--- About this exercise ---
With nothing added or dropped, copy the data that follows exactly.

--- Data extracts ---
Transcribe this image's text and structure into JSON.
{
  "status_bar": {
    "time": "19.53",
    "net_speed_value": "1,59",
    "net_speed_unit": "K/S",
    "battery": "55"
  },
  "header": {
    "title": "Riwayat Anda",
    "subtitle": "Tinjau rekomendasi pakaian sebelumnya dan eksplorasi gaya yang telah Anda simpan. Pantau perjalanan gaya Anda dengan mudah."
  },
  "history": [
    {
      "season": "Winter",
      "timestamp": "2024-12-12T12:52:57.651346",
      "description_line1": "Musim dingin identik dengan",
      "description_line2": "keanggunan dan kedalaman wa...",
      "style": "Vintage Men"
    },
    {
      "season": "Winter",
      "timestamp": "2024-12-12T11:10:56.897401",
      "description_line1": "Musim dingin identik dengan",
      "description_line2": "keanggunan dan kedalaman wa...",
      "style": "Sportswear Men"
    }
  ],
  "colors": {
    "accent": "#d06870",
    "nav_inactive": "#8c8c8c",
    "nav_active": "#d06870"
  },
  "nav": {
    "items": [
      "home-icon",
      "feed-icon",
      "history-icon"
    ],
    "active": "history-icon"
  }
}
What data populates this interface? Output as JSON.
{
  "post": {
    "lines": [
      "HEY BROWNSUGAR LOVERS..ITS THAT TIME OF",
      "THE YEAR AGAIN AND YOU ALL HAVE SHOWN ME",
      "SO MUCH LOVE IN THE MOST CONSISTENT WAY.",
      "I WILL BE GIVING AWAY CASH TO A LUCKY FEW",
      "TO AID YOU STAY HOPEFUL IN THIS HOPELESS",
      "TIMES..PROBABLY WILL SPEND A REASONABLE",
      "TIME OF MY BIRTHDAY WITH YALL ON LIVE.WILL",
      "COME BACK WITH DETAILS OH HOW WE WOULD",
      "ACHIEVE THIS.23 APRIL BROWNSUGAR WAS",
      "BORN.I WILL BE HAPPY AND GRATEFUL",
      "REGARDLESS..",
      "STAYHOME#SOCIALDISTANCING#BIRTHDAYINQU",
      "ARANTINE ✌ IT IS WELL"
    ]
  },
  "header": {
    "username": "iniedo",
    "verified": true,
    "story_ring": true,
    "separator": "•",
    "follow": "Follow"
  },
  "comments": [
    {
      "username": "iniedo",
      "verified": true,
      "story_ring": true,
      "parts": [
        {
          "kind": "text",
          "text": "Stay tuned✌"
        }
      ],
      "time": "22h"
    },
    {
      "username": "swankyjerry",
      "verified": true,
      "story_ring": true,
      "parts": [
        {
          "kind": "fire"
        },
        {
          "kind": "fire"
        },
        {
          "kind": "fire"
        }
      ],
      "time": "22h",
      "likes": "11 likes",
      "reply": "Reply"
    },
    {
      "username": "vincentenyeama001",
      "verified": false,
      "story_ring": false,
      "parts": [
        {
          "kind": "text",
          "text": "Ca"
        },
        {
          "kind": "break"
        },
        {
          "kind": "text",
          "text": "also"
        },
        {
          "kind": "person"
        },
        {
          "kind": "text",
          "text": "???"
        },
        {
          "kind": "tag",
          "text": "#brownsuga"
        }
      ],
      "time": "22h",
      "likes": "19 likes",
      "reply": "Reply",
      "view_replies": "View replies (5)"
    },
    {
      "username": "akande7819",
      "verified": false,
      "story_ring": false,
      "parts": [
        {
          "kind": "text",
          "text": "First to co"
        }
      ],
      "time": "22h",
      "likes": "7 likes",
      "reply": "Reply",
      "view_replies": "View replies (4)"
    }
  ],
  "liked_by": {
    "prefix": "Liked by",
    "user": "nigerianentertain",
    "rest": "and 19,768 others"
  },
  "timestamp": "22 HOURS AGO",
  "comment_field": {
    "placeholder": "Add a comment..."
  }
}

--- Task result ---
Transcribe this image's text and structure into JSON.
{
  "status_bar": {
    "time": "19.53",
    "net_speed_value": "1,59",
    "net_speed_unit": "K/S",
    "battery": "55"
  },
  "header": {
    "title": "Riwayat Anda",
    "subtitle": "Tinjau rekomendasi pakaian sebelumnya dan eksplorasi gaya yang telah Anda simpan. Pantau perjalanan gaya Anda dengan mudah."
  },
  "history": [
    {
      "season": "Winter",
      "timestamp": "2024-12-12T12:52:57.651346",
      "description_line1": "Musim dingin identik dengan",
      "description_line2": "keanggunan dan kedalaman wa...",
      "style": "Vintage Men"
    },
    {
      "season": "Winter",
      "timestamp": "2024-12-12T11:10:56.897401",
      "description_line1": "Musim dingin identik dengan",
      "description_line2": "keanggunan dan kedalaman wa...",
      "style": "Sportswear Men"
    }
  ],
  "colors": {
    "accent": "#d06870",
    "nav_inactive": "#8c8c8c",
    "nav_active": "#d06870"
  },
  "nav": {
    "items": [
      "home-icon",
      "feed-icon",
      "history-icon"
    ],
    "active": "history-icon"
  }
}
What data populates this interface? Output as JSON.
{
  "post": {
    "lines": [
      "HEY BROWNSUGAR LOVERS..ITS THAT TIME OF",
      "THE YEAR AGAIN AND YOU ALL HAVE SHOWN ME",
      "SO MUCH LOVE IN THE MOST CONSISTENT WAY.",
      "I WILL BE GIVING AWAY CASH TO A LUCKY FEW",
      "TO AID YOU STAY HOPEFUL IN THIS HOPELESS",
      "TIMES..PROBABLY WILL SPEND A REASONABLE",
      "TIME OF MY BIRTHDAY WITH YALL ON LIVE.WILL",
      "COME BACK WITH DETAILS OH HOW WE WOULD",
      "ACHIEVE THIS.23 APRIL BROWNSUGAR WAS",
      "BORN.I WILL BE HAPPY AND GRATEFUL",
      "REGARDLESS..",
      "STAYHOME#SOCIALDISTANCING#BIRTHDAYINQU",
      "ARANTINE ✌ IT IS WELL"
    ]
  },
  "header": {
    "username": "iniedo",
    "verified": true,
    "story_ring": true,
    "separator": "•",
    "follow": "Follow"
  },
  "comments": [
    {
      "username": "iniedo",
      "verified": true,
      "story_ring": true,
      "parts": [
        {
          "kind": "text",
          "text": "Stay tuned✌"
        }
      ],
      "time": "22h"
    },
    {
      "username": "swankyjerry",
      "verified": true,
      "story_ring": true,
      "parts": [
        {
          "kind": "fire"
        },
        {
          "kind": "fire"
        },
        {
          "kind": "fire"
        }
      ],
      "time": "22h",
      "likes": "11 likes",
      "reply": "Reply"
    },
    {
      "username": "vincentenyeama001",
      "verified": false,
      "story_ring": false,
      "parts": [
        {
          "kind": "text",
          "text": "Ca"
        },
        {
          "kind": "break"
        },
        {
          "kind": "text",
          "text": "also"
        },
        {
          "kind": "person"
        },
        {
          "kind": "text",
          "text": "???"
        },
        {
          "kind": "tag",
          "text": "#brownsuga"
        }
      ],
      "time": "22h",
      "likes": "19 likes",
      "reply": "Reply",
      "view_replies": "View replies (5)"
    },
    {
      "username": "akande7819",
      "verified": false,
      "story_ring": false,
      "parts": [
        {
          "kind": "text",
          "text": "First to co"
        }
      ],
      "time": "22h",
      "likes": "7 likes",
      "reply": "Reply",
      "view_replies": "View replies (4)"
    }
  ],
  "liked_by": {
    "prefix": "Liked by",
    "user": "nigerianentertain",
    "rest": "and 19,768 others"
  },
  "timestamp": "22 HOURS AGO",
  "comment_field": {
    "placeholder": "Add a comment..."
  }
}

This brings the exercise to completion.